Like many athletes who do not originate from the heartland of cycling in Europe, Laura Van Gilder entered the sport of cycling just for kicks. "I only participated in fringe sports, but I never really found my niche." She began riding by participating in fundraising rides for multiple sclerosis - an affliction carried by her mother, and cruised around on a mountain bike, racing occasionally at the sport level.
On one ride, she met a guy (who still is her guy, adds Laura). This guy, Rick Ball, was a Cat 2 racer, and knew immediately he was onto a good thing. Rick saw both a kind heart and a potential sprinting superstar.
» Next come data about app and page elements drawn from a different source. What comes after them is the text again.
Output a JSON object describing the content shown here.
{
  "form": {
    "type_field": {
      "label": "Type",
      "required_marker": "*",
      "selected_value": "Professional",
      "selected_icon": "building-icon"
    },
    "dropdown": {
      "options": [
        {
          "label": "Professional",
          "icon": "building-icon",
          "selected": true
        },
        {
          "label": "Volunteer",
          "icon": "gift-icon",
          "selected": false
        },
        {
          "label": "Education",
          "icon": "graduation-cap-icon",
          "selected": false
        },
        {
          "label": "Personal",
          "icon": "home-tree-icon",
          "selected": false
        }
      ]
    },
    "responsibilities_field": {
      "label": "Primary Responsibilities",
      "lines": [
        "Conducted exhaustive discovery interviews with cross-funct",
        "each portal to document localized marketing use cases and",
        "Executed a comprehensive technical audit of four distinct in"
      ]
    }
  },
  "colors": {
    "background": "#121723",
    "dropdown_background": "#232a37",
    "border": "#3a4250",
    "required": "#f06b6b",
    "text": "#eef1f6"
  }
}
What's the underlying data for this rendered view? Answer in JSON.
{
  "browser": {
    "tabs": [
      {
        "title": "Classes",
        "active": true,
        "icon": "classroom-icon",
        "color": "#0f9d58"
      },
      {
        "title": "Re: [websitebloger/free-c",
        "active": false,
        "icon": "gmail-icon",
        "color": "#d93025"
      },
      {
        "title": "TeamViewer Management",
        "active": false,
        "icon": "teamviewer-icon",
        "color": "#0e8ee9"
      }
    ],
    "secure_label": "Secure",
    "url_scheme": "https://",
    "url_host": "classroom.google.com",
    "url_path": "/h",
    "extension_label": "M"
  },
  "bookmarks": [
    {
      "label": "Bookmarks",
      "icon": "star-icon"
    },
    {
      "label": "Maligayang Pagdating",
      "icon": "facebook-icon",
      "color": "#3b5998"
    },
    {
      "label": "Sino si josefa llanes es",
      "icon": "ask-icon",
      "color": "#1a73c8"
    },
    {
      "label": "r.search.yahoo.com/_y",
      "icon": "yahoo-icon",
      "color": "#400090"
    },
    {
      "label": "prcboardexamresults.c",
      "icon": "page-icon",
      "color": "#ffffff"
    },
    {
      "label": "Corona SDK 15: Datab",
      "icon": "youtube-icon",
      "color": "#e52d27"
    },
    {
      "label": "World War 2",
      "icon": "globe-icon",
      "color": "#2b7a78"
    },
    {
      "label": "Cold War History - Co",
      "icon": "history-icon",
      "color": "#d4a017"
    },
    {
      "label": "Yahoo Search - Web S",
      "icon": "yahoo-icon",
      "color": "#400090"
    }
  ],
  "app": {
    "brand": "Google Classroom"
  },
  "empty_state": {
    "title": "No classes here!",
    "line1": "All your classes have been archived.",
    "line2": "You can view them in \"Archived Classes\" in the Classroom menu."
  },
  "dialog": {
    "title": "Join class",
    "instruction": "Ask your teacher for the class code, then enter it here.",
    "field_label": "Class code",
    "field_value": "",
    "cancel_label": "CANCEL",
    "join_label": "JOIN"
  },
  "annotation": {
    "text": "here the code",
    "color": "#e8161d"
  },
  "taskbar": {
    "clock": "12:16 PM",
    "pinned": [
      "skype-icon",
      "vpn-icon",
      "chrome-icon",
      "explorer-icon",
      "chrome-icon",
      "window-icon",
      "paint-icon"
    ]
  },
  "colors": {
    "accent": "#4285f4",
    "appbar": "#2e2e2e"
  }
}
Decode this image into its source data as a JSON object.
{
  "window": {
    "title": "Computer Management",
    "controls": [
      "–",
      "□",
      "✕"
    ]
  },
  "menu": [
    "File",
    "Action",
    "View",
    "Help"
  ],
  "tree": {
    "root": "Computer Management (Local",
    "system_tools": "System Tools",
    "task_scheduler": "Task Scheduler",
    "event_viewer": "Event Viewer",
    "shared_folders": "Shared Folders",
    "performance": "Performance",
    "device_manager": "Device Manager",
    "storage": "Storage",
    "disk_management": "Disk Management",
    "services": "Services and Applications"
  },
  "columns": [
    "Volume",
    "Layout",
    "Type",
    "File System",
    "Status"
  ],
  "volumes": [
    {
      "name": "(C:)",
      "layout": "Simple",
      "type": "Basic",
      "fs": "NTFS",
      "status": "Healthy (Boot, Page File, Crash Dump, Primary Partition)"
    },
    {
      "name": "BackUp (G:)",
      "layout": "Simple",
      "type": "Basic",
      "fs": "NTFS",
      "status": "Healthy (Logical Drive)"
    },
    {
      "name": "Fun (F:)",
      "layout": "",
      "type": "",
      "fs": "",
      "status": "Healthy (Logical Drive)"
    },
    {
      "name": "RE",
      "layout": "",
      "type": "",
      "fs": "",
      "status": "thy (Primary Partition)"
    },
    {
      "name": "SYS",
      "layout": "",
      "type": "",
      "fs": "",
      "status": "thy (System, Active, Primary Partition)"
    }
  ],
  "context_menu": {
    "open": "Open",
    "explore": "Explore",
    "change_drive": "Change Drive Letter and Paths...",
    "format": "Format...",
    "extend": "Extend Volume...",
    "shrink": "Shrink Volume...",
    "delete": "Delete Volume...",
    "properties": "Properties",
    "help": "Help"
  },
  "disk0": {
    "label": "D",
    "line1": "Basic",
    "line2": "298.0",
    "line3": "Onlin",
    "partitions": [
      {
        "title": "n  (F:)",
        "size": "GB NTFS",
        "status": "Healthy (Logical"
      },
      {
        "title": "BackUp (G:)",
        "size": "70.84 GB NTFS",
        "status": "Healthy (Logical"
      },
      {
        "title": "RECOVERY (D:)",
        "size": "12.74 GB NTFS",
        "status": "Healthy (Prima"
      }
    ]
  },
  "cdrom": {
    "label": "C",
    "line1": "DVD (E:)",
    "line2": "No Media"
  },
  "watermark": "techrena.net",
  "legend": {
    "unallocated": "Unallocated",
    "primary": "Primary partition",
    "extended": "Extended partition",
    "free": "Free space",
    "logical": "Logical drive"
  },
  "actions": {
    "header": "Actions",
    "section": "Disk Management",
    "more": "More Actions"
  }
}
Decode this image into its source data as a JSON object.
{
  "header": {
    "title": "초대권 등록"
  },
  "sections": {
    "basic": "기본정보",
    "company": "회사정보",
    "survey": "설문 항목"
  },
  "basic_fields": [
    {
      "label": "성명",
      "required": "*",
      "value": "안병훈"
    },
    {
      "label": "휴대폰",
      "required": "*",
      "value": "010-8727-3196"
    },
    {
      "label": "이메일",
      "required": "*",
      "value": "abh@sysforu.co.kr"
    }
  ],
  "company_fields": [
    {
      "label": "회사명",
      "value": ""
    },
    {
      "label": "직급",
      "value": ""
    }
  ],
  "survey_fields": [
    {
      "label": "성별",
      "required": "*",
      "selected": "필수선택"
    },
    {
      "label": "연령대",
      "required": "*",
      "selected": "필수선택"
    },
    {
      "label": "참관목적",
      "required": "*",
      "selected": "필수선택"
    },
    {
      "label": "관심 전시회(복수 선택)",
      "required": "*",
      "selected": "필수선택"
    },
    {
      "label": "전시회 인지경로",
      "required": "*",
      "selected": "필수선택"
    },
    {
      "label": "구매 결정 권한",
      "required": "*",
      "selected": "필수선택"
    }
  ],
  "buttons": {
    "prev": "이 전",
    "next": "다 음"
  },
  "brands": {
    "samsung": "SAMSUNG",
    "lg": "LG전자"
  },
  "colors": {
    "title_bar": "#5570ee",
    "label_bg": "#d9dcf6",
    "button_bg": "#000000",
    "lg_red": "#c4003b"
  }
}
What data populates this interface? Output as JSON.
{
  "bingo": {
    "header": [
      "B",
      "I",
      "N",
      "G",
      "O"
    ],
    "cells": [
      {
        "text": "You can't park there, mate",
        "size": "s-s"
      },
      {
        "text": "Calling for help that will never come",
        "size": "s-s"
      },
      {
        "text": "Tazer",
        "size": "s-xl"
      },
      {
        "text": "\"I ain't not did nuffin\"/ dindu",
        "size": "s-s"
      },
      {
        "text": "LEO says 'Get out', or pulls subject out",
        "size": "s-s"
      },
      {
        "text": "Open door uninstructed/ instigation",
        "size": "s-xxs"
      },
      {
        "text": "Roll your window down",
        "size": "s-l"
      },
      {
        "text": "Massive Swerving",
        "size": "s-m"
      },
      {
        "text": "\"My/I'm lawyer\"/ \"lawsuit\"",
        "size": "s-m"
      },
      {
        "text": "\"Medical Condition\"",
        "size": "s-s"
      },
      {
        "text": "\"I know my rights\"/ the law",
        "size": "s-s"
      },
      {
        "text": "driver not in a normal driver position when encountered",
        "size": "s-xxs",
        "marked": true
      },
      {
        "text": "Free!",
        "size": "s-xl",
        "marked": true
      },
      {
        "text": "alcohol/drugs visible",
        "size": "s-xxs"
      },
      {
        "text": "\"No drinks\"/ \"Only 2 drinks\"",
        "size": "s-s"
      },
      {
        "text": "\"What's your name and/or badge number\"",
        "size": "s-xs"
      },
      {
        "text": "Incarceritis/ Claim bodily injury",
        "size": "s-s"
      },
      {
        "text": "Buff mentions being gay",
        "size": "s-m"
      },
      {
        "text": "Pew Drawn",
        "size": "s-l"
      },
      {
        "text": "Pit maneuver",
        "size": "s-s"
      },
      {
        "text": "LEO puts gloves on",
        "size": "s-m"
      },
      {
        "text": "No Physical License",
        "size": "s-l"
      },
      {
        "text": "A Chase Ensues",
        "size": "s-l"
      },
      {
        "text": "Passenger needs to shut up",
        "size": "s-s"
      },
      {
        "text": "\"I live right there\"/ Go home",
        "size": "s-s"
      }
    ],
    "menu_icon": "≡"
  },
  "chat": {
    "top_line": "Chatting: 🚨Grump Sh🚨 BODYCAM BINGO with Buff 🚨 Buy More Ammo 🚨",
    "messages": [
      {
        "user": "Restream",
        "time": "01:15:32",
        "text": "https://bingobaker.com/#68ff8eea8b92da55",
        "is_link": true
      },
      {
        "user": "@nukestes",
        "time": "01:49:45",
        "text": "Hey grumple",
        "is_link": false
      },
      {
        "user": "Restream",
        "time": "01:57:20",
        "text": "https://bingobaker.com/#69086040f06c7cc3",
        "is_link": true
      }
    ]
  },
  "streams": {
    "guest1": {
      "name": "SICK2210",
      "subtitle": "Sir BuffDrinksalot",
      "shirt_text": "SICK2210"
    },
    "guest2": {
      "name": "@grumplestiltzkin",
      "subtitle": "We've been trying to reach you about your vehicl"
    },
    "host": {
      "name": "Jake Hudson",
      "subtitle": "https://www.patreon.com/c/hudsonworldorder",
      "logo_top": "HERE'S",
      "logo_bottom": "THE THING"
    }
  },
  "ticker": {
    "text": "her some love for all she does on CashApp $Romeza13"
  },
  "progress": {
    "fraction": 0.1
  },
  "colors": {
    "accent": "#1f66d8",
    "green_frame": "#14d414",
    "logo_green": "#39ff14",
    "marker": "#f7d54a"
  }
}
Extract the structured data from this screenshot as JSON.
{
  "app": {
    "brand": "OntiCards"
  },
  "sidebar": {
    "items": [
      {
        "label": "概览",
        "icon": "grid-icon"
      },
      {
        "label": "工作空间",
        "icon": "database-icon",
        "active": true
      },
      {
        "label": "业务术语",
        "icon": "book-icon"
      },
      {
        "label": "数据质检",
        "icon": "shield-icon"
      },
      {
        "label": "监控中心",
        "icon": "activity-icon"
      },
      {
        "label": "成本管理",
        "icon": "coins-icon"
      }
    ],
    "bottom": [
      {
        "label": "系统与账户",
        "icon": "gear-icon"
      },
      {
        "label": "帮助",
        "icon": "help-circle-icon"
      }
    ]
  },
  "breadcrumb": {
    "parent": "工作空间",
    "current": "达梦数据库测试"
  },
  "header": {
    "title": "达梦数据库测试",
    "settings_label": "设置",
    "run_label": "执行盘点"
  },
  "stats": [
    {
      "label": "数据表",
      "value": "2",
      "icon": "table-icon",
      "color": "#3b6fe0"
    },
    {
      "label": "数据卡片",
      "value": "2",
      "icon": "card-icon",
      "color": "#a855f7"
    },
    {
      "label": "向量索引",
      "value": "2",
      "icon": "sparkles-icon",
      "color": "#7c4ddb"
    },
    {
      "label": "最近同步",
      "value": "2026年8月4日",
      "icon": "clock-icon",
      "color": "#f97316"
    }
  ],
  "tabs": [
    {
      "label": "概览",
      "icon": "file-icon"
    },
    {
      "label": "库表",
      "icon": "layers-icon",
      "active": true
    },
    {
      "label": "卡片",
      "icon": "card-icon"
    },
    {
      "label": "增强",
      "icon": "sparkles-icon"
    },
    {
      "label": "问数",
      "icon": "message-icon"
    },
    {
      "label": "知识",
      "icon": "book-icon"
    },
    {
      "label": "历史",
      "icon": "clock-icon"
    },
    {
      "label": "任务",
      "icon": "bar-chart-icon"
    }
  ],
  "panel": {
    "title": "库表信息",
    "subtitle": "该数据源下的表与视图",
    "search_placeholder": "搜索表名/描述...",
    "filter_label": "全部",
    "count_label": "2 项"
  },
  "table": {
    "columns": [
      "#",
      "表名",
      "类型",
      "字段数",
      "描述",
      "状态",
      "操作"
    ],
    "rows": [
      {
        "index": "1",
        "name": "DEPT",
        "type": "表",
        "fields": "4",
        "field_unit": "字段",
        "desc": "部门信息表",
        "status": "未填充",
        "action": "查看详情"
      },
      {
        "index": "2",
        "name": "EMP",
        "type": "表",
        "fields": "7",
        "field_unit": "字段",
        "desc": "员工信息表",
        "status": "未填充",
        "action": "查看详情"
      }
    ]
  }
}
The latter is exactly what Van Gilder has developed into. In her first season, she went in 70 races, and was successful right away. At 5'2" and 130 pounds, the pocket rocket from Cresco, PA, maintained her success as she galloped through the ranks - quickly moving from a Cat 4, to 3, to 2 - turning professional in 1992 for Navigators, where her ambitions moved in line with her success.
Van Gilder says she has always wanted to win the Pro Cycling Tour. This year, however, she knew it was going to be difficult. Her race schedule conflicted with one of the eight events she was likely to do well in; and with the World Road Championships on a parcours tailor-made for sprinters, the Pro Tour was, on more than one occasion, placed on the backburner.
Explains Van Gilder, "I had to keep racing to get the results in order to be selected, and maybe in the end I wore myself a little thin. Next year, that's going to change."
"We'll talk more [with Saturn Team Manager Giana Roberge] at our training camp in January, but they're really looking at winning the overall in the Pro Tour, as well as topping the National Series again and being the dominant team in the US. Those goals have always been high on my list, so it's a good fit - and with the team they've brought on for next year, I think that's certainly achievable," she says.
Asked if she envisages any potential conflict with a number of other sprinters on Team Saturn, notably Ina Teutenberg, Van Gilder dismisses the thought, revealing she's in fact excited to be racing with a sprinter the calibre of Teutenberg. Furthermore, Van Gilder rightly mentions the team has always had more than one sprinter - which has never hurt their ability to win before.
So does she consider having a "breakthrough" year at 37 years old a touch odd?
While it was a surprise, Van Gilder says she's not necessarily shocked. She cites Jeannie Longo as inspiration for her continued passion in the sport, and with Mario Cipollini crowned World Champion at age 35, Van Gilder doesn't see why she won't have at least another five good years ahead of her.
"It's inspiring to line up against riders like Jeannie Longo and see her riding people off her wheel at age 43," she says, her tone one of admiration. "It's hard to put a number on it, but I still have a lot of passion cycling and I don't feel like I'm placing my career on hold, so those things aren't dictating my time in the sport."
"If I can really focus and stay true to the sport, I believe there's goals out there that I can achieve which initially I didn't think were possible."
You go girl!
Editor's note: Laura Van Gilder will be writing a diary exclusively for Cyclingnews.com in 2003.